Indian Cricket Fever
Natwest Challenge Preview: England
By Chris
August 30 2004

As the ICC Champions Trophy draws nearer and nearer, India embark upon their final preparation, a series of 3 one day internationals against an England team whose one-day performances have failed to live up to the huge improvement witnessed in their Test form over the last 12 months.
For both sides, these matches will be vital in solving key questions regarding the personnel and line-up of their side. The forthcoming Champions Trophy promises to reveal much about which international teams have progressed since the World Cup in South Africa nearly 18 months ago, and both hosts and visitors will be keen to show that their side is progressing in the manner expected if they are to challenge the Australians in 2007.

At first glance, England would seem to have the most pressing queries to answer. A visitor to Lords’ for the Natwest Series Final of 2003, in which a young, vibrant England side comprehensively demolished a South African previously regarded as being ranked number 2 or 3 in the world, would find their one-day form and selections since then baffling in the extreme. A heavy defeat in Dambulla to Sri Lanka, followed by a washout of both other ODIs in the series, was followed by a patchy series in the Caribbean, in which England again suffered from the rain, but proved themselves incapable of defending a total, twice in two days posting large first-innings scores in St. Lucia, only for the West Indies to overturn them. These defeats were offset by two chases in Guyana and Barbados, and the problems St. Lucia raised were overlooked.

This summer’s NatWest Series against New Zealand and the West Indies illustrated the problem exactly. Teams won the toss, put England in to bat, kept them to a manageable total, which was then pulled in with comfort, despite the efforts of Steve Harmison, who took his Test form into the ODI arena. One win in 5 completed matches was simply not good enough, and the Lords’ Final took place without the home side. Part of the problem was seen to lie in the proliferation of ‘bits and pieces’ players, and two of them, Rikki Clarke, a promising Surrey all-rounder whose time may come again, and Ian Blackwell, a beefy Somerset slogger who has simply been found not to be good enough, have been dropped. The third, Anthony McGrath, Yorkshire’s purveyor of medium paced swing bowling and a battling batsman, has been retained, although what role he will play is uncertain.

These players have been replaced, and the England side for the Challenge is essentially the 2003 NatWest team with a couple of changes. The batting looks deeper than it did, with Vikram Solanki likely to get his third, and (if he fails) probably final go at the top of the order, alongside Marcus Trescothick, whose one-day form has rarely fluctuated as his Test performances have. Andrew Strauss, the most assured newcomer to international cricket of the past 12 months, will bat at 3, with the captain, Vaughn, at 4. Andrew Flintoff, Paul Collingwood and Geraint Jones will form the late middle order. The batting is certainly vastly improved from earlier in the year.

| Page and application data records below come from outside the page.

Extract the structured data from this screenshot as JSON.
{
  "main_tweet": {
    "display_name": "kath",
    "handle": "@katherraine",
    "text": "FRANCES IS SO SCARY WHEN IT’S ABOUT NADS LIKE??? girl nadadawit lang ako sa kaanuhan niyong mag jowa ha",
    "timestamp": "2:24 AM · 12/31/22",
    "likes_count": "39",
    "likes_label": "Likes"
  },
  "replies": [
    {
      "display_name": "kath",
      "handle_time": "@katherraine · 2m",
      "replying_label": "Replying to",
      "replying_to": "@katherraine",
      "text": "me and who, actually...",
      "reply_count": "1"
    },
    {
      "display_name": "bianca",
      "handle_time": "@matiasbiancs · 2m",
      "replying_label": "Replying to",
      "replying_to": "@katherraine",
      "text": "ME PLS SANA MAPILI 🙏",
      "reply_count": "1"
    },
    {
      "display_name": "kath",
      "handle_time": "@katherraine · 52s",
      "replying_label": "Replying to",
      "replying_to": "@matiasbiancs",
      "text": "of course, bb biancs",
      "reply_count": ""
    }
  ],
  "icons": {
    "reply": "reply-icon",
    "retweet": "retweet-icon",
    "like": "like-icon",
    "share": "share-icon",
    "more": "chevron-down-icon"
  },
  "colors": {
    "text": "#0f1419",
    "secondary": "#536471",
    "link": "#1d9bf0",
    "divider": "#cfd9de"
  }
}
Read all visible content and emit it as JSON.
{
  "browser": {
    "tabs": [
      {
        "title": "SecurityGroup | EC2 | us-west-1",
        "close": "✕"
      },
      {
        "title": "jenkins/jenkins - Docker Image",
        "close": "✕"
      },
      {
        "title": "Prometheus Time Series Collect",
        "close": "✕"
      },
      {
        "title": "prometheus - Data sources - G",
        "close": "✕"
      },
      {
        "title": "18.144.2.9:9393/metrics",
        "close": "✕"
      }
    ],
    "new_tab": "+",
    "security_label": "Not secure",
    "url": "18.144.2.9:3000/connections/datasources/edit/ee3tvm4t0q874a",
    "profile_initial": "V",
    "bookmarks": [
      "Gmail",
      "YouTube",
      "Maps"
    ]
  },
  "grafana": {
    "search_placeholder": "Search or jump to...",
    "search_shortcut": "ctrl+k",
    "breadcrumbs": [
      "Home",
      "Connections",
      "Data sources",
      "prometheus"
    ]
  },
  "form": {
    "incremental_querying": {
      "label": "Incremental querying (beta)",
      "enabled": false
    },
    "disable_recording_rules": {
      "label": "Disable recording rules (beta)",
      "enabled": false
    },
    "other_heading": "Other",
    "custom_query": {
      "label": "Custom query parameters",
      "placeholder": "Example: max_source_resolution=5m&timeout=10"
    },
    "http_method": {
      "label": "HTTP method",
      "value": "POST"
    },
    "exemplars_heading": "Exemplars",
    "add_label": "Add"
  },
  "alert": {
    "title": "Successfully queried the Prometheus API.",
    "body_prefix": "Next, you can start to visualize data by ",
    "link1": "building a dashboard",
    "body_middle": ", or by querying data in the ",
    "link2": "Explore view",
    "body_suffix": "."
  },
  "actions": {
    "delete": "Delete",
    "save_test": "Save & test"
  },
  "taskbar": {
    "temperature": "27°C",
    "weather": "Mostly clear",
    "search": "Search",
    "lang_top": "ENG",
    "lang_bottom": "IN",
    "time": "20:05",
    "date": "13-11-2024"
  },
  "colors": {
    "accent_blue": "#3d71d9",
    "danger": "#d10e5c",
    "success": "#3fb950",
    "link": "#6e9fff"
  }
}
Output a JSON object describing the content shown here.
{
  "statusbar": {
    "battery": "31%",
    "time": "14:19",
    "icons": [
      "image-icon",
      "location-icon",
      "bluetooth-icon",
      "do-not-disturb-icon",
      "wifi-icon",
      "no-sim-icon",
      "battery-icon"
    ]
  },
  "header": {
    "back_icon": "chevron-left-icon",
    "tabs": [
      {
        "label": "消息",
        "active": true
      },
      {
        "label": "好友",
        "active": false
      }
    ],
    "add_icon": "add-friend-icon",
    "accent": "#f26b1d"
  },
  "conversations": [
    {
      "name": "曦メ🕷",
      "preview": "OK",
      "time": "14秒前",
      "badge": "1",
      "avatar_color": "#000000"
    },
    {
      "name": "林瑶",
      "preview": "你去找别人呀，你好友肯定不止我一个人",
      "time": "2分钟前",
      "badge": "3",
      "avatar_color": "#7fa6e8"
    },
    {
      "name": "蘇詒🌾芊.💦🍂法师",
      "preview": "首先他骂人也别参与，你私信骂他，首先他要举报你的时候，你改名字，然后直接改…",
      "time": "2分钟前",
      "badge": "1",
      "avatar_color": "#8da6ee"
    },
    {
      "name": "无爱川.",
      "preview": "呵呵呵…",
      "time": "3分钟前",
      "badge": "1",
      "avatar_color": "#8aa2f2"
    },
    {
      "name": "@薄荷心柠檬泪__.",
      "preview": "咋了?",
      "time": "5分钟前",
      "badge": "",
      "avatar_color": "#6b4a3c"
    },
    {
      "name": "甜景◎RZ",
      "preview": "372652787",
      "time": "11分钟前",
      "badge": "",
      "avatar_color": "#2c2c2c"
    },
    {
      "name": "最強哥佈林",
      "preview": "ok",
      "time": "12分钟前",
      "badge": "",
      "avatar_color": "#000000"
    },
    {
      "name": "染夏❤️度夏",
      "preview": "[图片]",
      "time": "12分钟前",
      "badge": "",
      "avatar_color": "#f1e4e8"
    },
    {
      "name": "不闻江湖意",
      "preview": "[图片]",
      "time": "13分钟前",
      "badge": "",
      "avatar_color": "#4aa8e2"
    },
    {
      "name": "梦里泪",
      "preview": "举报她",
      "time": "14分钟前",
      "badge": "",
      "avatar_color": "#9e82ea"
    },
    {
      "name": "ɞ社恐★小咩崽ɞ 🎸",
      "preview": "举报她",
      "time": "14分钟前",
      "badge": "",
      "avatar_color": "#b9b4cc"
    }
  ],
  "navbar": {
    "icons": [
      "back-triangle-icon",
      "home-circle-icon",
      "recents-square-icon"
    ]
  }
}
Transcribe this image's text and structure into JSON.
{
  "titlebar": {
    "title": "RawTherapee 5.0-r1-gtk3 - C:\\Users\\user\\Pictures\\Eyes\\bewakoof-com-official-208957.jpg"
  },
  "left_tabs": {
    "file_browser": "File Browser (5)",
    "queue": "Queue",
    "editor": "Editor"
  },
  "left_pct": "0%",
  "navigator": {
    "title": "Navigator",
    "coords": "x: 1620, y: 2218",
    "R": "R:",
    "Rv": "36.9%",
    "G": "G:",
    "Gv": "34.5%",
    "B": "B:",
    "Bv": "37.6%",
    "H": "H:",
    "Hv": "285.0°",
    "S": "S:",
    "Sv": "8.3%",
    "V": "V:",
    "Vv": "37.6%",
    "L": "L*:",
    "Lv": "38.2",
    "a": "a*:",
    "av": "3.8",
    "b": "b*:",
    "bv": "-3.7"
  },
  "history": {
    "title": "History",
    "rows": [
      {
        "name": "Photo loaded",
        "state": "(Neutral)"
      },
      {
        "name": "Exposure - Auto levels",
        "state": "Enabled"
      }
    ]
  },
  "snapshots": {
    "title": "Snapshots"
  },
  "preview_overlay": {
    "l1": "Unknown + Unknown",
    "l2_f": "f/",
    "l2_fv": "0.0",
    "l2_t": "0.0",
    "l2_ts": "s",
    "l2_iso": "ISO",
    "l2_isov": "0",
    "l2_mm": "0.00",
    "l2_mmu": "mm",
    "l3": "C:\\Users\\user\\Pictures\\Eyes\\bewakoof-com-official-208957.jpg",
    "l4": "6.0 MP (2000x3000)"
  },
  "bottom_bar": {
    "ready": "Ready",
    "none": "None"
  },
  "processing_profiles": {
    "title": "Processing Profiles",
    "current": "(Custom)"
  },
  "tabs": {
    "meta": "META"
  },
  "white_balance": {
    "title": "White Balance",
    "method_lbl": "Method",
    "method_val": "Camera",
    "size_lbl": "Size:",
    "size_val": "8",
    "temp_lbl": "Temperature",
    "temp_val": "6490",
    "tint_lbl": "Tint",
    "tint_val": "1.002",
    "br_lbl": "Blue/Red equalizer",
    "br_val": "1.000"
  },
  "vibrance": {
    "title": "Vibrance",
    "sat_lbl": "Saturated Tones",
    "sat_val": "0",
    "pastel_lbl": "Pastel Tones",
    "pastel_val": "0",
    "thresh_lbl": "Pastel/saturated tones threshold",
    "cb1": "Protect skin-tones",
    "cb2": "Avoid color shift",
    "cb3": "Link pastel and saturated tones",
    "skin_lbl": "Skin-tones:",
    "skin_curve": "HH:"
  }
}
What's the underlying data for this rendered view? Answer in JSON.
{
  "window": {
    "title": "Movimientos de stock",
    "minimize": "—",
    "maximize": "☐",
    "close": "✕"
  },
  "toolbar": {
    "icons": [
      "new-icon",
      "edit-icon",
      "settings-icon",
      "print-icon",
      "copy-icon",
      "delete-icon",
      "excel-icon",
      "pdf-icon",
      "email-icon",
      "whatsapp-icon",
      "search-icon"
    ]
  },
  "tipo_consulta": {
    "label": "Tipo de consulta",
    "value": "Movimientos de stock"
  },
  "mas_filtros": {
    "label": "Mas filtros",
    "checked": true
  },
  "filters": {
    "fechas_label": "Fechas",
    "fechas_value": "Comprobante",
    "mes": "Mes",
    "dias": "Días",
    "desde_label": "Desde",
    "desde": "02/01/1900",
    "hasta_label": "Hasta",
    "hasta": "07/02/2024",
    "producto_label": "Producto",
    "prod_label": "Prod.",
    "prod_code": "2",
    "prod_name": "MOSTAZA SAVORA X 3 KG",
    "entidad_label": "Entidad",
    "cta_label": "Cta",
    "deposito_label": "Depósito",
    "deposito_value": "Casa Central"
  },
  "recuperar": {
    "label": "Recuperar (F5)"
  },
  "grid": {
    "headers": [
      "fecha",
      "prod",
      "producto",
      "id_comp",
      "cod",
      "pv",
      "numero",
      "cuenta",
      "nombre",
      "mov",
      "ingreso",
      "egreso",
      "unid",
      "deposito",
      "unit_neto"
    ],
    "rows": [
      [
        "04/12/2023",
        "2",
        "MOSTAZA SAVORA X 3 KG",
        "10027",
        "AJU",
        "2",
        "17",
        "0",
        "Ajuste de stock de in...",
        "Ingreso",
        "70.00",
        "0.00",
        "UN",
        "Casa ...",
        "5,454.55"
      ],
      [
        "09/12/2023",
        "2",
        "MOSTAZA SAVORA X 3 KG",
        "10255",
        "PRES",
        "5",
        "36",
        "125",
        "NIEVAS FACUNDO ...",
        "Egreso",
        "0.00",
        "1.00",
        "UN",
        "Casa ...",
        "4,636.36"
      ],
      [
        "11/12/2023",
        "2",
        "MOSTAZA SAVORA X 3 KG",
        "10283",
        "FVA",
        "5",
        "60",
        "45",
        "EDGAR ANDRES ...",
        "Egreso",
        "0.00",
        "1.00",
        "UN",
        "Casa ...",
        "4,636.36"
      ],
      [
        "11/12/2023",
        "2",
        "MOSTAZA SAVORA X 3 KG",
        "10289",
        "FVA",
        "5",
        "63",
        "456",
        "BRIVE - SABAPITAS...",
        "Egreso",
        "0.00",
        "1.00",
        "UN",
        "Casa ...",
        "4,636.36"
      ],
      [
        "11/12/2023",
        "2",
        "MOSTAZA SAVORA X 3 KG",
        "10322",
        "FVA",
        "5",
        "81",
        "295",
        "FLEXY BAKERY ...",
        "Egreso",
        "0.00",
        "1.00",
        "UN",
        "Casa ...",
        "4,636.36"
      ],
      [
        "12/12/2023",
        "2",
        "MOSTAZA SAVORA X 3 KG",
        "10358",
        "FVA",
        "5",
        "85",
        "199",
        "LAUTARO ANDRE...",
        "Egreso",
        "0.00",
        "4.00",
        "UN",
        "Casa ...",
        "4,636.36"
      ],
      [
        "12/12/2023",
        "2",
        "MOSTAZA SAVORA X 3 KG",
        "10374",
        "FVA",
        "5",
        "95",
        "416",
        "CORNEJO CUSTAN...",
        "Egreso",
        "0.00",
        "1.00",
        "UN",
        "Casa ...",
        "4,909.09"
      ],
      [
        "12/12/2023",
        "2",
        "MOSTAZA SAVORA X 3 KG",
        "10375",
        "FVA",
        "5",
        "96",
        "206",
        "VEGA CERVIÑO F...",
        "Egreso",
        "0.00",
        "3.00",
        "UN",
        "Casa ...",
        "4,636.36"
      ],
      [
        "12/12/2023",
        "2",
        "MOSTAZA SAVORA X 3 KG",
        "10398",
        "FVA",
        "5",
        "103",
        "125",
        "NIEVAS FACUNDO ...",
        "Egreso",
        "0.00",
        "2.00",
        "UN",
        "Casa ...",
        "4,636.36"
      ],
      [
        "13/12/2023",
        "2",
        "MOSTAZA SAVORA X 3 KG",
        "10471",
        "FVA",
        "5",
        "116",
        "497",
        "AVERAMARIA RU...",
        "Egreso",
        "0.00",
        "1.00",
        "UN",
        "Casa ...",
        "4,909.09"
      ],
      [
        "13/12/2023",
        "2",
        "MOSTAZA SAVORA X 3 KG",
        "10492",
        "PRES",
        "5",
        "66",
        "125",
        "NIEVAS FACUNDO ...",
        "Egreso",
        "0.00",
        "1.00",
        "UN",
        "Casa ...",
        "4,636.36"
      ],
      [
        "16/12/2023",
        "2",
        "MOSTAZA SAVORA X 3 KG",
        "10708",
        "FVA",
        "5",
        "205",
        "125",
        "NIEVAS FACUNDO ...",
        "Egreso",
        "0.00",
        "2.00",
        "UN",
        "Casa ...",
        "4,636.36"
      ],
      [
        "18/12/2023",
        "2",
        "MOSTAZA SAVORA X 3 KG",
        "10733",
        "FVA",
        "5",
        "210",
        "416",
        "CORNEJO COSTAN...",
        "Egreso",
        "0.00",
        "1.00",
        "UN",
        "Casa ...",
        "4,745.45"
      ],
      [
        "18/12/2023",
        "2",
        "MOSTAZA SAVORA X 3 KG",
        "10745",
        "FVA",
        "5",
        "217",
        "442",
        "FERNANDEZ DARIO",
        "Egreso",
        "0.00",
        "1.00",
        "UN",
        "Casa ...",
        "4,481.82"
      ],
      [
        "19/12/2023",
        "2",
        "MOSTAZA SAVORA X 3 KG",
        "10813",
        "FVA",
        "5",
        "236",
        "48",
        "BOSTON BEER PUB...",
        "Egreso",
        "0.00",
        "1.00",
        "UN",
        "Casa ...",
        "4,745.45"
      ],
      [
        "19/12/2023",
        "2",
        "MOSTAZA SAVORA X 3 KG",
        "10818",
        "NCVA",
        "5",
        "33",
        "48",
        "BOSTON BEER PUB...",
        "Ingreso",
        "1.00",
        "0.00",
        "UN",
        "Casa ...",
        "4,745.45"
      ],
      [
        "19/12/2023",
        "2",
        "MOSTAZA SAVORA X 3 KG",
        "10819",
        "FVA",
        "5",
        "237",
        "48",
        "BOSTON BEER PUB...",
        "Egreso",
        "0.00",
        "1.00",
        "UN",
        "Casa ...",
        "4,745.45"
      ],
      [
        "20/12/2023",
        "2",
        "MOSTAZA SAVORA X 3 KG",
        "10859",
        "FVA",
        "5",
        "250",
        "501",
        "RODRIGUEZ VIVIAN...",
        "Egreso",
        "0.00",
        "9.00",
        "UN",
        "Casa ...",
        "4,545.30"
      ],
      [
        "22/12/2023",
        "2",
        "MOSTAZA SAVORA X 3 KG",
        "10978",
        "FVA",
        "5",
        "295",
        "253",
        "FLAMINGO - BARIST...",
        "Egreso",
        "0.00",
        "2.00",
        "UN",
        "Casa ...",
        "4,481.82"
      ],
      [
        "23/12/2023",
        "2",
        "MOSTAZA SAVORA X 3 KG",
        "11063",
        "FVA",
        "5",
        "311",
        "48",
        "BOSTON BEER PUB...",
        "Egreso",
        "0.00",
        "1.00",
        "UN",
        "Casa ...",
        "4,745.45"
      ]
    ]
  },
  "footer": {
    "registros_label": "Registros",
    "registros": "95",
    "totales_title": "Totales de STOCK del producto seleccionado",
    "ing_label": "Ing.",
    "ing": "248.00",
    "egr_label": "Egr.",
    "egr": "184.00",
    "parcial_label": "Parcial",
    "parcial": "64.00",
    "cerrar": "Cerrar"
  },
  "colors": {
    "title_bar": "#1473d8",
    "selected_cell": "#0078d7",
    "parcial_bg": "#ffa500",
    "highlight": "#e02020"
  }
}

As for England’s bowling, the veteran Darren Gough, believed by some to have bowled his last international ball in the Caribbean, only to be retained for the summer, will take his place alongside 2004’s leading fast bowler, Steve Harmison. James Anderson will probably be fighting for the third fast bowlers’ slot with Glamorgan’s Alex Wharf. Spin, as per usual, will be provided by Ashley Giles, who will be hoping that the improvement in his ability to take wickets in Tests continues into the shorter form of the game. Back up spinner Gareth Batty may come into the equation should pitches prove to be unusually dry.

Put simply, England’s team for the second half of the home ODI season looks considerably stronger than the earlier version. The fielding looks set to be sharper, the batting deeper and now that Flintoff is fit to bowl 10 overs of his famously economical seamers, the bowling has a far more complete air. However, some questions are yet to be answered. Is Gough really a spent force? Can England find someone younger with his ability to bowl at the death? Are they too reliant on Flintoff for impetus in the middle order, with Vaughn yet to fire in one-dayers, Collingwood more of a nudging, nurdling player in the mould of Graham Thorpe, and Jones virtually untried? What exactly is the point of Anthony McGrath?